Consumer Rights Under the California Consumer Privacy Act (CCPA)

California Consumer Privacy Act (CCPA)In 2018, the state of California passed privacy legislation known as the California Consumer Privacy Act (CCPA). Under the CCPA, entities that handle the personal information of California residents are subject to restrictions as to how the information may be used. The California Consumer Privacy Act protects the personal information of consumers, whom the law defines as California residents. Specific consumer rights granted under the law are discussed below.

To Whom Does the California Consumer Privacy Act Apply?

The coverage of the California Consumer Privacy Act is broad. The following entities must comply with the California Consumer Privacy Act:

Entities that collect consumer personal information

Entities that determine the purposes and means of processing that personal information

Entities that do business in California, and that meet one of the following thresholds:

Have an annual gross revenue that exceeds $25 million;

Annually buy, receive for commercial purposes, sell, or share for commercial purposes personal information relating to 50,000 or more consumers, households, or devices; or

Derive more than 50% of their annual revenue from selling consumers’ personal information.

What is “Personal Information” Under the CCPA?

Under the CCPA, personal information includes any information that:

Identifies;

Relates to;

Describes; 

References;

Is capable of being associated with; or

Could reasonably linked to, directly or indirectly,

A particular consumer or household.

What Consumer Rights are Granted by the California Consumer Privacy Act?

The California Consumer Privacy Act provides consumers with the following rights:

The right to request deletion of personal information

The right to access personal information

The right to opt out of the sale of personal information

The right to be free from discrimination

What is the Right to Request Deletion of Personal Information?

Generally, under the California Consumer Privacy Act, businesses must delete – and direct their service providers to delete – any personal information collected about a consumer, if the consumer requests deletion. The California Consumer Privacy Act contains limited exceptions under which businesses are not required to grant such a request.

What is the Right to Access Personal Information?

Upon a consumer’s request, a business must disclose details about personal information pertaining to a consumer collected by the business. The business, upon request, must also disclose details about personal information the business may have sold or disclosed. In response to a consumer request, a business must disclose the following: 

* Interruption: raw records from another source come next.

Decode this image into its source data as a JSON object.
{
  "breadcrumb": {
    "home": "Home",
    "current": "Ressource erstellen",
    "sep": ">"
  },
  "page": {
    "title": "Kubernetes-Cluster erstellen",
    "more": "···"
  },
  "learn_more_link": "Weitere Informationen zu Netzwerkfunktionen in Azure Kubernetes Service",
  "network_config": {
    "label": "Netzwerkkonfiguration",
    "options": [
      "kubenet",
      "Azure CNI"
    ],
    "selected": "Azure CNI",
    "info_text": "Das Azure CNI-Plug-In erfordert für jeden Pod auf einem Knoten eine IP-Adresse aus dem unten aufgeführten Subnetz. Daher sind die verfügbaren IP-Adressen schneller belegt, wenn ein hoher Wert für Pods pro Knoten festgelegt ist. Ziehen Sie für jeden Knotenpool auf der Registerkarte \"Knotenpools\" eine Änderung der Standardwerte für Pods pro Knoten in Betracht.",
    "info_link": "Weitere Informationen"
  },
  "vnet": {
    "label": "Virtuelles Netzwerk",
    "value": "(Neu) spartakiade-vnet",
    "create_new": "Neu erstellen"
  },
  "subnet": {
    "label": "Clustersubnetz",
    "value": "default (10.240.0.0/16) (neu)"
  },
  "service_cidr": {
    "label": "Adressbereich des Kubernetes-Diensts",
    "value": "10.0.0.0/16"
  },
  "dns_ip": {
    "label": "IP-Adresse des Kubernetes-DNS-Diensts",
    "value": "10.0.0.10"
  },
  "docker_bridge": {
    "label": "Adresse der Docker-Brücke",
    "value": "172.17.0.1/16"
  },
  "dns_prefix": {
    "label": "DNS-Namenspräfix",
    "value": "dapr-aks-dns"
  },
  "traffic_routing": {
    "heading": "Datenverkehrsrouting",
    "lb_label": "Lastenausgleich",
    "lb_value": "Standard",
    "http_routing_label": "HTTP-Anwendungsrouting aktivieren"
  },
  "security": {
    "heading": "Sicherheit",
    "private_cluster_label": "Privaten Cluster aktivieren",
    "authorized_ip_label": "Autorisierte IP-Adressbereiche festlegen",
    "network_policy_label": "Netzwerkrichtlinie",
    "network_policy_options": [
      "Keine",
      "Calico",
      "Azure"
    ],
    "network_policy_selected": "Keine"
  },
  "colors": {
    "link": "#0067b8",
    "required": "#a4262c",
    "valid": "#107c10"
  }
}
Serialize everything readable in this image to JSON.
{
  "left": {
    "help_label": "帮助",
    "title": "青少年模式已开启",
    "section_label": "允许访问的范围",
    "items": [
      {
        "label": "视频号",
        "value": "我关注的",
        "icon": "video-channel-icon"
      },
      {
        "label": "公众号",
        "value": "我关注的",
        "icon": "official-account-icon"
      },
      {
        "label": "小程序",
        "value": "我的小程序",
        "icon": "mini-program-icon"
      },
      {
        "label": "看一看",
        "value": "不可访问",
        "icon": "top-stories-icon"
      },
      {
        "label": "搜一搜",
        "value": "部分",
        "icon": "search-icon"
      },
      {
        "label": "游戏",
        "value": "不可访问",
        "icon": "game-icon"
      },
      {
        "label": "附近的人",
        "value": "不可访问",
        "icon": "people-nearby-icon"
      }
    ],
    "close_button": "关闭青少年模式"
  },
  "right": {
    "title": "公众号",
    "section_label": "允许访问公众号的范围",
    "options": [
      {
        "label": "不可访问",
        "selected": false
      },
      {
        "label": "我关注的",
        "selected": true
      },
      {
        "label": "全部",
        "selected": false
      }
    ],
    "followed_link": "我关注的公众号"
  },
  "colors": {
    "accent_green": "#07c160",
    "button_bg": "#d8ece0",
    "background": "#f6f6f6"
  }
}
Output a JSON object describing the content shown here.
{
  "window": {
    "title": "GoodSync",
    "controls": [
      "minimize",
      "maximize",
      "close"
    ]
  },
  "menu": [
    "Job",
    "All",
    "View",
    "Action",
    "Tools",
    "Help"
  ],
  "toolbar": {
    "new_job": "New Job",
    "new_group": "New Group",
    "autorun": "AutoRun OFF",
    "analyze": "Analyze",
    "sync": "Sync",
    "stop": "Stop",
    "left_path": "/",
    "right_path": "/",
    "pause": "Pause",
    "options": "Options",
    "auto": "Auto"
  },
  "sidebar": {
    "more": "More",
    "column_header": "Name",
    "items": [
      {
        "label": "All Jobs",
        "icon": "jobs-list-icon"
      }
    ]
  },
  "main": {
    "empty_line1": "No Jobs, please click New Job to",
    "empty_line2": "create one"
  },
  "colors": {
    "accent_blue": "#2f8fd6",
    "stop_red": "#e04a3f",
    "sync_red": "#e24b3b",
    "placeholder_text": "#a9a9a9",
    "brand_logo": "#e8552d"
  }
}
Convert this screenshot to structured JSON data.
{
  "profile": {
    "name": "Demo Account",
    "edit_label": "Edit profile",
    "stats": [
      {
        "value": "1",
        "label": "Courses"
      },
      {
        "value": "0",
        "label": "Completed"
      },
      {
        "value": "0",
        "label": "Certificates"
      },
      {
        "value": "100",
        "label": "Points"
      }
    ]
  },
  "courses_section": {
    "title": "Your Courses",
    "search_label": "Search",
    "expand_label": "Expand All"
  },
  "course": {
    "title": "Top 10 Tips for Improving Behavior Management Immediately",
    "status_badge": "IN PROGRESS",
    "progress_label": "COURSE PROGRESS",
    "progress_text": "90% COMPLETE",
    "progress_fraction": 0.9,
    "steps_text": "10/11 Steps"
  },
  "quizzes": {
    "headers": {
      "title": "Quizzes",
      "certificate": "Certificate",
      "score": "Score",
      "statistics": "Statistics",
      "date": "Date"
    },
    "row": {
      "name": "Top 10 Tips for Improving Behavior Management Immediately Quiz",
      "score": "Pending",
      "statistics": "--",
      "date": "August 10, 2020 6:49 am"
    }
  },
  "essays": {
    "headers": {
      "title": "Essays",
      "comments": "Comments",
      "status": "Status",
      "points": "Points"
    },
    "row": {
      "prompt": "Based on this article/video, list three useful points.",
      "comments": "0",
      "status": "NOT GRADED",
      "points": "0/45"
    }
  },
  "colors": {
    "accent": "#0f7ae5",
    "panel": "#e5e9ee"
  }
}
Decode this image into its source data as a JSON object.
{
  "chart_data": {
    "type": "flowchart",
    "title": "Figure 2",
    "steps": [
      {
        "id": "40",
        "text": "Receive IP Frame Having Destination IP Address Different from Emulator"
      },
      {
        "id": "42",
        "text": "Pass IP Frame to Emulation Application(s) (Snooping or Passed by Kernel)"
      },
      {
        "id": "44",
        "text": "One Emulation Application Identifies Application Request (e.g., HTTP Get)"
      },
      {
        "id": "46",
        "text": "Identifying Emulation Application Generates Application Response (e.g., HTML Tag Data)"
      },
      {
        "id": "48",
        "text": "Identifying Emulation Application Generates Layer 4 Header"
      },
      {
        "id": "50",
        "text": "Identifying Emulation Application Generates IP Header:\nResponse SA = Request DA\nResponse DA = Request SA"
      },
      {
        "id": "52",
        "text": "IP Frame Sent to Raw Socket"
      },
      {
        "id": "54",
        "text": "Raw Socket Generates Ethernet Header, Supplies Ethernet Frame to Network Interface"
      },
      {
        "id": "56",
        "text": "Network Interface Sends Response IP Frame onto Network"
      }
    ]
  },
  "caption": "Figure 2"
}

The category or categories of personal information about the consumer that the business sold to a third party.

The business or commercial purpose for which personal information was collected or sold.

The types of third parties to whom the business sold or disclosed the personal information.

The categories of sources from which the personal information was collected.

The categories of personal information about the consumer that the business collected.

The specific items of personal information that the business collected about the consumer.

What is the Right to Opt Out of the Sale of Personal Information?

The California Consumer Privacy Act creates a right of consumers to opt out of the sale of their personal information. The “opt out” provision contained in the California Consumer Privacy Act is also contained in a number of other states’ laws that protect personal information, reflecting a growing trend to prevent sale of personal information without meaningful consumer consent.

Generally, under the California Consumer Privacy Act, a business must honor a consumer request to opt out of the sale of his or her personal information. 

The Act ensures that consumers are aware of this right to opt out, by requiring businesses to include a “Do Not Sell My Personal Information” link in a clear and conspicuous location on the business’ website’s homepage.

What is the Right to be Free of Discrimination?

The California Consumer Privacy Act also imposes requirements on businesses to ensure that consumers are not discriminated against in the exercise of the Act’s data privacy rights. Under the California Consumer Privacy Act, a business may not:

Charge different prices or rates to consumers;

Provide different services; or

Deny goods or services,

To consumers who exercise their rights under the CCPA. Essentially, the Act prevents retaliation against consumers who exercise their legally protected rights.